- Assignment -
The records below need to be printed in full. Keep each one exact.
---+---
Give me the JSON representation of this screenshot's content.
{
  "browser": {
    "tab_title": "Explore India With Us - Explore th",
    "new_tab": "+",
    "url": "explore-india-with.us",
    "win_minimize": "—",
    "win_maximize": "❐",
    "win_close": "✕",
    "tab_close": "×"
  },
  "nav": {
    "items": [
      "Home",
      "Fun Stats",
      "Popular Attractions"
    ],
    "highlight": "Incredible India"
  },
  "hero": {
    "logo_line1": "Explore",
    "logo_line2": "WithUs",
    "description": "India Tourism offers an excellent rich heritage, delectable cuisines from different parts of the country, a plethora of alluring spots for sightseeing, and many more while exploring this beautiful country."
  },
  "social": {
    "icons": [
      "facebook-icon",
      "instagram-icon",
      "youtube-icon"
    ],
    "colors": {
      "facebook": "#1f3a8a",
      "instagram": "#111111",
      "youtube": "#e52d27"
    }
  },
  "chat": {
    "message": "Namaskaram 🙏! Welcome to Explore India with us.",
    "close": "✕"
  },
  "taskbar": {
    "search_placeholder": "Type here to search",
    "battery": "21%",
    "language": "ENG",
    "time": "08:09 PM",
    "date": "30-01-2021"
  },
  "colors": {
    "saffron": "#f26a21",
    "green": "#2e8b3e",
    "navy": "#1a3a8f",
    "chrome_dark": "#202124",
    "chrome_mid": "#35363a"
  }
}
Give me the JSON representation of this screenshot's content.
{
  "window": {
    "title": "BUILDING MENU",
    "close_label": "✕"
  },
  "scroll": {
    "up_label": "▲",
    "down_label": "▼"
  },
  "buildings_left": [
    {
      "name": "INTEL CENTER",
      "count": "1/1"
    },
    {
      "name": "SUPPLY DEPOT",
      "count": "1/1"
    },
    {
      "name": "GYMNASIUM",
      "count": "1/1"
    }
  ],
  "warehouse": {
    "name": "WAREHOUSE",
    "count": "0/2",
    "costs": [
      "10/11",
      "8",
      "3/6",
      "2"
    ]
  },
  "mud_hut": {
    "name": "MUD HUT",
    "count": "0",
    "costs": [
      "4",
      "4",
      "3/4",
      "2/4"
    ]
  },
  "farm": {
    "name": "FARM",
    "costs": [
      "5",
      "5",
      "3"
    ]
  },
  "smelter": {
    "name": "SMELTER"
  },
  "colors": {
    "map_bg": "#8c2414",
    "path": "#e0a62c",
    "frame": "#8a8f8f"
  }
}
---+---
- Output for this task -
Give me the JSON representation of this screenshot's content.
{
  "browser": {
    "tab_title": "Explore India With Us - Explore th",
    "new_tab": "+",
    "url": "explore-india-with.us",
    "win_minimize": "—",
    "win_maximize": "❐",
    "win_close": "✕",
    "tab_close": "×"
  },
  "nav": {
    "items": [
      "Home",
      "Fun Stats",
      "Popular Attractions"
    ],
    "highlight": "Incredible India"
  },
  "hero": {
    "logo_line1": "Explore",
    "logo_line2": "WithUs",
    "description": "India Tourism offers an excellent rich heritage, delectable cuisines from different parts of the country, a plethora of alluring spots for sightseeing, and many more while exploring this beautiful country."
  },
  "social": {
    "icons": [
      "facebook-icon",
      "instagram-icon",
      "youtube-icon"
    ],
    "colors": {
      "facebook": "#1f3a8a",
      "instagram": "#111111",
      "youtube": "#e52d27"
    }
  },
  "chat": {
    "message": "Namaskaram 🙏! Welcome to Explore India with us.",
    "close": "✕"
  },
  "taskbar": {
    "search_placeholder": "Type here to search",
    "battery": "21%",
    "language": "ENG",
    "time": "08:09 PM",
    "date": "30-01-2021"
  },
  "colors": {
    "saffron": "#f26a21",
    "green": "#2e8b3e",
    "navy": "#1a3a8f",
    "chrome_dark": "#202124",
    "chrome_mid": "#35363a"
  }
}
Give me the JSON representation of this screenshot's content.
{
  "window": {
    "title": "BUILDING MENU",
    "close_label": "✕"
  },
  "scroll": {
    "up_label": "▲",
    "down_label": "▼"
  },
  "buildings_left": [
    {
      "name": "INTEL CENTER",
      "count": "1/1"
    },
    {
      "name": "SUPPLY DEPOT",
      "count": "1/1"
    },
    {
      "name": "GYMNASIUM",
      "count": "1/1"
    }
  ],
  "warehouse": {
    "name": "WAREHOUSE",
    "count": "0/2",
    "costs": [
      "10/11",
      "8",
      "3/6",
      "2"
    ]
  },
  "mud_hut": {
    "name": "MUD HUT",
    "count": "0",
    "costs": [
      "4",
      "4",
      "3/4",
      "2/4"
    ]
  },
  "farm": {
    "name": "FARM",
    "costs": [
      "5",
      "5",
      "3"
    ]
  },
  "smelter": {
    "name": "SMELTER"
  },
  "colors": {
    "map_bg": "#8c2414",
    "path": "#e0a62c",
    "frame": "#8a8f8f"
  }
}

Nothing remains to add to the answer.